The Android Training courses provide coverage of basic mobile computing paradigm and also the basic android application building process with associated key-points like activities, intents, sending SMS, location based services with GPS, working with Gyroscopes, Programming the Mediaplayer etc.


Android's default user interface is mainly based on direct manipulation, using touch inputs that loosely correspond to real-world actions, like swiping, tapping, pinching, and reverse pinching to manipulate on-screen objects, along with a virtual keyboard. Game controllers and full-size physical keyboards are supported via Bluetooth or USB.


Applications ("apps"), which extend the functionality of devices, are written using the Android software development kit (SDK) and, often, the Java programming language. Java may be combined with C/C++, together with a choice of non-default runtimes that allow better C++ support.
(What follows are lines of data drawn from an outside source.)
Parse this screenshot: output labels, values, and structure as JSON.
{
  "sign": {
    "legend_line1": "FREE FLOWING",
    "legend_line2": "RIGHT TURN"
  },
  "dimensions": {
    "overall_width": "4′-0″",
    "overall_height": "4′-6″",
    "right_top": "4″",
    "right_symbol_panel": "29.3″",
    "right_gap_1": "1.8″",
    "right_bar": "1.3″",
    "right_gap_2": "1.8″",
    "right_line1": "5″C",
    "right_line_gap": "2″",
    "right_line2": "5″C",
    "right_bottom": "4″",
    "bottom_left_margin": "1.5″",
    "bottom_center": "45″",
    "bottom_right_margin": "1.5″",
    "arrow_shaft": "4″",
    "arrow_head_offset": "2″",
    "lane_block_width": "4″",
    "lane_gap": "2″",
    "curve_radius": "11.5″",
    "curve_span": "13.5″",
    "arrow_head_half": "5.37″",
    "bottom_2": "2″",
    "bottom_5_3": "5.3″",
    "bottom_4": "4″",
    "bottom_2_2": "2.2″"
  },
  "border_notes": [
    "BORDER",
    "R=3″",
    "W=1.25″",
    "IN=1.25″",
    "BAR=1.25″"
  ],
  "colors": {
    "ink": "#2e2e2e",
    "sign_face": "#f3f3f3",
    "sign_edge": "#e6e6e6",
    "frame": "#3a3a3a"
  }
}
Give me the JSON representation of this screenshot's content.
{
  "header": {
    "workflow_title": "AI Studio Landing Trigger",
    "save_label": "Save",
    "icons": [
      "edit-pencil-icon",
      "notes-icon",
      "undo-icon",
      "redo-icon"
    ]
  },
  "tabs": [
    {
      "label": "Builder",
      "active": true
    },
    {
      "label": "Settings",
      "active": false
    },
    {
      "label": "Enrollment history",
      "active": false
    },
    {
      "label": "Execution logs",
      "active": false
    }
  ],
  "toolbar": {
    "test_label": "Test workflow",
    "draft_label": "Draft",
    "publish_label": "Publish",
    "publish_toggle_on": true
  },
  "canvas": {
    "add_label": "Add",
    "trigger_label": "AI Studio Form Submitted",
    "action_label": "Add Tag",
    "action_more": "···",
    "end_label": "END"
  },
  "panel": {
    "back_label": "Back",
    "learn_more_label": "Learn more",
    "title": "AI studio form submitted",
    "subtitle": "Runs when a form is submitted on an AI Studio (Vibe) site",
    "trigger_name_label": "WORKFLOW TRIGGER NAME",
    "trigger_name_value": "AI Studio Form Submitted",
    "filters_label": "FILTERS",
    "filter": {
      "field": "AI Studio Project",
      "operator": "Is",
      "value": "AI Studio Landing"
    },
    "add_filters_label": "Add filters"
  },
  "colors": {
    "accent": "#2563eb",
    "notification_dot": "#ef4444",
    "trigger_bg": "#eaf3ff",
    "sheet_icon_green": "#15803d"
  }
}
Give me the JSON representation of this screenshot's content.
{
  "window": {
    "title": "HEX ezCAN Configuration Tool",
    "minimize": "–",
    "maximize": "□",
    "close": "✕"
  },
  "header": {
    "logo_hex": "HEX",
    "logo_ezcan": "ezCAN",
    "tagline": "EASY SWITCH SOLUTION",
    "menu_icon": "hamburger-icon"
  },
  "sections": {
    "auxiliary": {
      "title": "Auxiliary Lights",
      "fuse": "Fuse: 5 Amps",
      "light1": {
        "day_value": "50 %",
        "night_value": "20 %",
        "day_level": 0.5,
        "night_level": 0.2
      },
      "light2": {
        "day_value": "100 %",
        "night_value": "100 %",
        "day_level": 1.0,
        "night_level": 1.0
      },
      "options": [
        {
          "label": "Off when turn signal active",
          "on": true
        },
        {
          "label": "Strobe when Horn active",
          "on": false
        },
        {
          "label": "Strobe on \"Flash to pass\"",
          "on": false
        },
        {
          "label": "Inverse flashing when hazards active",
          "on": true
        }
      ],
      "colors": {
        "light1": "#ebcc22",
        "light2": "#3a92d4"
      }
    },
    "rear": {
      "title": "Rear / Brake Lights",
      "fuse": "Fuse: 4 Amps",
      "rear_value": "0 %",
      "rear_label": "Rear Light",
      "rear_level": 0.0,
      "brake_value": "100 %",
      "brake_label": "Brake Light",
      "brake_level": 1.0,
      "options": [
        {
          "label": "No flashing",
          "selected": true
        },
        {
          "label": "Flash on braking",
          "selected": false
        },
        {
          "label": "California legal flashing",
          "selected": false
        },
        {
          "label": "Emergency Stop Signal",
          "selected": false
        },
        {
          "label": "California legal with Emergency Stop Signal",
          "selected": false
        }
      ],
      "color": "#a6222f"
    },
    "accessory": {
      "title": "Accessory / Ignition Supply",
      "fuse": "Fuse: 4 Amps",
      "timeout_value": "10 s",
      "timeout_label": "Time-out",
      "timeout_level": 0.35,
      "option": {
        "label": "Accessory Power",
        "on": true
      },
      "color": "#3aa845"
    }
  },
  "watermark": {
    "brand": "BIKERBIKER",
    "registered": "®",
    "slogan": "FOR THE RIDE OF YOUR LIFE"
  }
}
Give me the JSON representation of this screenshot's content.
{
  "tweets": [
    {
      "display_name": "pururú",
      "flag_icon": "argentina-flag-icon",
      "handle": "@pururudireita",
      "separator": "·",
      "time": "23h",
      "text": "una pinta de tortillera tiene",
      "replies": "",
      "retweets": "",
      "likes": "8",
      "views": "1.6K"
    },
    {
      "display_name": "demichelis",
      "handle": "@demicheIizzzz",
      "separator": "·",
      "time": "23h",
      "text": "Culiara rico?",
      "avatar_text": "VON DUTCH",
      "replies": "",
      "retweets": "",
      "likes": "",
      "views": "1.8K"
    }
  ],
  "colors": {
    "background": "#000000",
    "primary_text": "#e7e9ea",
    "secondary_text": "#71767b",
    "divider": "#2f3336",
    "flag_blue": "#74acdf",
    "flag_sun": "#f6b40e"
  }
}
The Go programming language is also supported, although with a limited set of application programming interfaces (API).

Memory management

Since Android devices are usually battery-powered, Android is designed to manage processes to keep power consumption at a minimum. When an application is not in use the system suspends its operation so that, while available for immediate use rather than closed, it does not use battery power or CPU resources.

Virtual reality

At Google I/O on May 2016, Google announced Daydream, a virtual reality platform that relies on a smartphone and provides VR capabilities through a virtual reality headset and controller designed by Google itself.[98] The platform is built into Android starting with Android Nougat, differentiating from standalone support for VR capabilities. The software is available for developers, and was released in 2016.